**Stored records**
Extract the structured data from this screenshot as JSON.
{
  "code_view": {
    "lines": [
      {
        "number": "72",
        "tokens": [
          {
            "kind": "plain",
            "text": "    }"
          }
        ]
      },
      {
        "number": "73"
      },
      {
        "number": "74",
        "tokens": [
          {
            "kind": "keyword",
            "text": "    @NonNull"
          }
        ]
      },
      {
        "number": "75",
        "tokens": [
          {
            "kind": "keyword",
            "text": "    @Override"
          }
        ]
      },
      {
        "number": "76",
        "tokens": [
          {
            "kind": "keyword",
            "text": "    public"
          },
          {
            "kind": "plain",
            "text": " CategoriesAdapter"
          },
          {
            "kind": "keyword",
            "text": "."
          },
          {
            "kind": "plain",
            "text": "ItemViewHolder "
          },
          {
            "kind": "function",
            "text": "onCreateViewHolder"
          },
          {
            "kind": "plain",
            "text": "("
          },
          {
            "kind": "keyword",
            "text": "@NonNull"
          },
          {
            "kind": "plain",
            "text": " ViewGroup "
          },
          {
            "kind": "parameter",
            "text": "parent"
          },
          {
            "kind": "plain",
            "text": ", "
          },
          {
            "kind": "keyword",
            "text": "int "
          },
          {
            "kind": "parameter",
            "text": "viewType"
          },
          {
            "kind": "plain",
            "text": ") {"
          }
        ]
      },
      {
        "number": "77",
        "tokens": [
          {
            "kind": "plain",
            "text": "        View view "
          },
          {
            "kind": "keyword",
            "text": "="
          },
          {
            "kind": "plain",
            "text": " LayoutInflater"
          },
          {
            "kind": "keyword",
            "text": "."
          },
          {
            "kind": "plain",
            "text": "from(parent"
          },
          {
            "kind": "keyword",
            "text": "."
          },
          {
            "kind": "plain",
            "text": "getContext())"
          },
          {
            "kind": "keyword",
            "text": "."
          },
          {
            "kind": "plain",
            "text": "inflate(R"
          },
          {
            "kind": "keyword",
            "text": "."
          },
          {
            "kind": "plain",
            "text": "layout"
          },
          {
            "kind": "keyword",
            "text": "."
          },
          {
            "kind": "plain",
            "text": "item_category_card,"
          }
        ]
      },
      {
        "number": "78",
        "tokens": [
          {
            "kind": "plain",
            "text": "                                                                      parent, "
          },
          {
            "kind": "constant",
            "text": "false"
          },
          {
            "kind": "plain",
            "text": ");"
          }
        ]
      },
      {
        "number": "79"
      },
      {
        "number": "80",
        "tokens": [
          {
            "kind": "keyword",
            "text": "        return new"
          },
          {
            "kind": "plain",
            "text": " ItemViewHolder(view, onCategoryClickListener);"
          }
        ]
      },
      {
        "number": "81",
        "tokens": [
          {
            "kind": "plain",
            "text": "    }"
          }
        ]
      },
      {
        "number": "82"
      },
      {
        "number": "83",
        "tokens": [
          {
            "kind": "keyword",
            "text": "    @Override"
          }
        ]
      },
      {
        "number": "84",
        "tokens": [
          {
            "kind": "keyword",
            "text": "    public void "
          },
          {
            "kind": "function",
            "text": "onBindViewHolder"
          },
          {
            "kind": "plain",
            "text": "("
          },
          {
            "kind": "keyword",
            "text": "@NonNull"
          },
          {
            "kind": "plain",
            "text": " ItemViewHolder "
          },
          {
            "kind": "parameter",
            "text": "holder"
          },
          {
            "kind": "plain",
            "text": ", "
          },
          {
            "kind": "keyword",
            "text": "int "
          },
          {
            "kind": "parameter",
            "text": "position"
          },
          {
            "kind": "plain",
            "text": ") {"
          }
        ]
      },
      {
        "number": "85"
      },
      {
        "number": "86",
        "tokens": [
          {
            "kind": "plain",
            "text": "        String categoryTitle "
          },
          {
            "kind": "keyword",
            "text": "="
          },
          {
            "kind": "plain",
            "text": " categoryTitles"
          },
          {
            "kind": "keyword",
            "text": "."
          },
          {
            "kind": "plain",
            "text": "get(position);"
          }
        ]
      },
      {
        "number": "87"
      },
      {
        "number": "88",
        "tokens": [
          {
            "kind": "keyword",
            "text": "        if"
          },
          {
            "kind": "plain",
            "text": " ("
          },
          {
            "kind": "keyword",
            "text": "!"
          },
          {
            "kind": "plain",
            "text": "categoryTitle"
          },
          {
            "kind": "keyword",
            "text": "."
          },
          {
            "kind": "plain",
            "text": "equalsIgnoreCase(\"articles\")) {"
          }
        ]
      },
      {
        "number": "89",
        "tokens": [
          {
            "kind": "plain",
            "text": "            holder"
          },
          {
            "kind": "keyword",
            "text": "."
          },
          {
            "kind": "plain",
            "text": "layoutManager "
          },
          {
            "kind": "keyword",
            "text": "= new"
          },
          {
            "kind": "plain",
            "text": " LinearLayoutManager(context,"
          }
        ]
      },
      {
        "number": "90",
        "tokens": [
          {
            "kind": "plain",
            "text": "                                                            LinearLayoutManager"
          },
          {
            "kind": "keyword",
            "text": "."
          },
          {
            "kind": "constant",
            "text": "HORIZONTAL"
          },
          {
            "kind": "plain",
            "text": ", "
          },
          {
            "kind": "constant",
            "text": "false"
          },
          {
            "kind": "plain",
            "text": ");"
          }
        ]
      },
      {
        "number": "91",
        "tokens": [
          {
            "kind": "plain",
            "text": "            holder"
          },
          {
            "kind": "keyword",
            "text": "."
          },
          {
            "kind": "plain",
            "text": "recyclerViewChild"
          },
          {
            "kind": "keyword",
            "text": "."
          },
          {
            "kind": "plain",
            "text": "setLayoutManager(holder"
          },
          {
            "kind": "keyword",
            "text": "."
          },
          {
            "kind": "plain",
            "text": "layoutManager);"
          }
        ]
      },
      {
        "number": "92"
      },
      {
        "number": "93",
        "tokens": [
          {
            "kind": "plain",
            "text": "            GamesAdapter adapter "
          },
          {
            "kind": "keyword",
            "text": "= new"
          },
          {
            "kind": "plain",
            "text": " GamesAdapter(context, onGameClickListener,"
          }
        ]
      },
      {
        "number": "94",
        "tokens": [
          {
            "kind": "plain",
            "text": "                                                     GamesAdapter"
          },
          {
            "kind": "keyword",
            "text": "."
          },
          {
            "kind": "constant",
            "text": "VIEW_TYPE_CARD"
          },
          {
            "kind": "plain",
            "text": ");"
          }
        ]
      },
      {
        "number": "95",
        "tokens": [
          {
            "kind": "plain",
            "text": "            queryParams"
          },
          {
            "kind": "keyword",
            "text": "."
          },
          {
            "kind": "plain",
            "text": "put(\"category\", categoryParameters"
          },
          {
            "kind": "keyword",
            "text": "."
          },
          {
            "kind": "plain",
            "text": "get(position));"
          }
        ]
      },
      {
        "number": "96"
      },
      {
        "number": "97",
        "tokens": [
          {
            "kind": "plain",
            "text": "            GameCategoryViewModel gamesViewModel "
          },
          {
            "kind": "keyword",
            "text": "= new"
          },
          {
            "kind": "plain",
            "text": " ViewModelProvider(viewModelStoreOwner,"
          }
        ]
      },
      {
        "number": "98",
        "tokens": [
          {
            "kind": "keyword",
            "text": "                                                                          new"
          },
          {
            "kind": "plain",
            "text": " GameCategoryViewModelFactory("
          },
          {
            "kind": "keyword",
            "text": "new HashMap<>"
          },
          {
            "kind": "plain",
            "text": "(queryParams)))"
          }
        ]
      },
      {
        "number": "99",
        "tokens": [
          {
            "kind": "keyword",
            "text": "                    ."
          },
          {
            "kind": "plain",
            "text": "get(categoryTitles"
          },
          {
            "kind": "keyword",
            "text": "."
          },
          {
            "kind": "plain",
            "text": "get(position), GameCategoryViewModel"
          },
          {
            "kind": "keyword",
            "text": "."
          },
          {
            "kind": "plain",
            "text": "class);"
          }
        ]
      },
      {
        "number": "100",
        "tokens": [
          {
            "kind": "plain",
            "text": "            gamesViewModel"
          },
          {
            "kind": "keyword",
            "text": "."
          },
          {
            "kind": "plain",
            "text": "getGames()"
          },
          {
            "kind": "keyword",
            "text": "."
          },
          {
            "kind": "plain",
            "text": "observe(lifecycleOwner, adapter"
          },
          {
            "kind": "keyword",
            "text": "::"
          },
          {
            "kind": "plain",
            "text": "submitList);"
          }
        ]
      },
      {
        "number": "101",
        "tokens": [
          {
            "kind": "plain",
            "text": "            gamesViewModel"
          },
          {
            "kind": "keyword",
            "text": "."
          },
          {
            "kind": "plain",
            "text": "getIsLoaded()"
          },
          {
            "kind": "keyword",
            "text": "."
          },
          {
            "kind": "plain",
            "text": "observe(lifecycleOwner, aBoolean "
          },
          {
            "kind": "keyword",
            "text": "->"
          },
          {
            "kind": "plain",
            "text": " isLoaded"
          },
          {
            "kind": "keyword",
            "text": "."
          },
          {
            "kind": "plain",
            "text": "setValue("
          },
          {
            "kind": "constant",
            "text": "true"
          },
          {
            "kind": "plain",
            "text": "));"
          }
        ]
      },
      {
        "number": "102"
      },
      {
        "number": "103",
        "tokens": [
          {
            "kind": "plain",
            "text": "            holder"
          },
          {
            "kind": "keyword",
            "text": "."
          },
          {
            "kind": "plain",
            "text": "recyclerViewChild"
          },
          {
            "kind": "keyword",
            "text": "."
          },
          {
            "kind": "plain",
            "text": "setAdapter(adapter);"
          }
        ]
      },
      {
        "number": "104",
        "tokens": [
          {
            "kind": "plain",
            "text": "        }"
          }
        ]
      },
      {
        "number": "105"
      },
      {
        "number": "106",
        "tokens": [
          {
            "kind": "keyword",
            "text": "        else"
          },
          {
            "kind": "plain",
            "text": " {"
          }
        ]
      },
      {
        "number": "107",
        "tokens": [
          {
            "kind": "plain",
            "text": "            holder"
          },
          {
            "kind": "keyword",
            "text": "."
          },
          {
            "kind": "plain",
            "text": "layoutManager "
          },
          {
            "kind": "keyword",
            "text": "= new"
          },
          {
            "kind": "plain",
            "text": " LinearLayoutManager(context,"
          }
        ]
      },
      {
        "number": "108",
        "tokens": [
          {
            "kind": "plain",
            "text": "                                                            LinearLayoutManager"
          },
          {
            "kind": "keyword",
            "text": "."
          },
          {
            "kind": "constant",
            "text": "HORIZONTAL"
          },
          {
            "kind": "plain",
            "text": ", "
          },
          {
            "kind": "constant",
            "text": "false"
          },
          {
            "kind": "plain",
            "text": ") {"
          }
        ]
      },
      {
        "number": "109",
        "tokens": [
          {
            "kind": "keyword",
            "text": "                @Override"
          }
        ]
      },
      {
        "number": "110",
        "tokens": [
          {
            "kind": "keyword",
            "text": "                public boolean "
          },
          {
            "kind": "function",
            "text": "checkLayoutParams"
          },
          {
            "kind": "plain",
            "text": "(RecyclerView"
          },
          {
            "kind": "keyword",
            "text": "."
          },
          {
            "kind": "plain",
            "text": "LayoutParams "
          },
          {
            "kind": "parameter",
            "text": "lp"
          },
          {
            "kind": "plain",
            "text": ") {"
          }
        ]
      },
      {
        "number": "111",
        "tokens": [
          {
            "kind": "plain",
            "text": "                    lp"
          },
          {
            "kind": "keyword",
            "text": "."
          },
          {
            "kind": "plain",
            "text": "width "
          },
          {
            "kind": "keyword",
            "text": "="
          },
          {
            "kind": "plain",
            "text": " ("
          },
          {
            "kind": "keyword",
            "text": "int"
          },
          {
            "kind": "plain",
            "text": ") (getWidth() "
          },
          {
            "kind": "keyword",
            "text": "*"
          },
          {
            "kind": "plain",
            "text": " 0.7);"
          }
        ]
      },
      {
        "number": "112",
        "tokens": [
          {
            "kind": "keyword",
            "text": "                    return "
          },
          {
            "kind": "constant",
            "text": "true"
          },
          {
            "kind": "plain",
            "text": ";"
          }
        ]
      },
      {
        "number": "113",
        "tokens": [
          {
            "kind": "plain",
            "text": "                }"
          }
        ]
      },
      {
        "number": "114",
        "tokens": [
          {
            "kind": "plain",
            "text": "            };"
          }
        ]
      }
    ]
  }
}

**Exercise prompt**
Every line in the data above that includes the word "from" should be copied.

**Response for this exercise**
Extract the structured data from this screenshot as JSON.
            "text": "from(parent"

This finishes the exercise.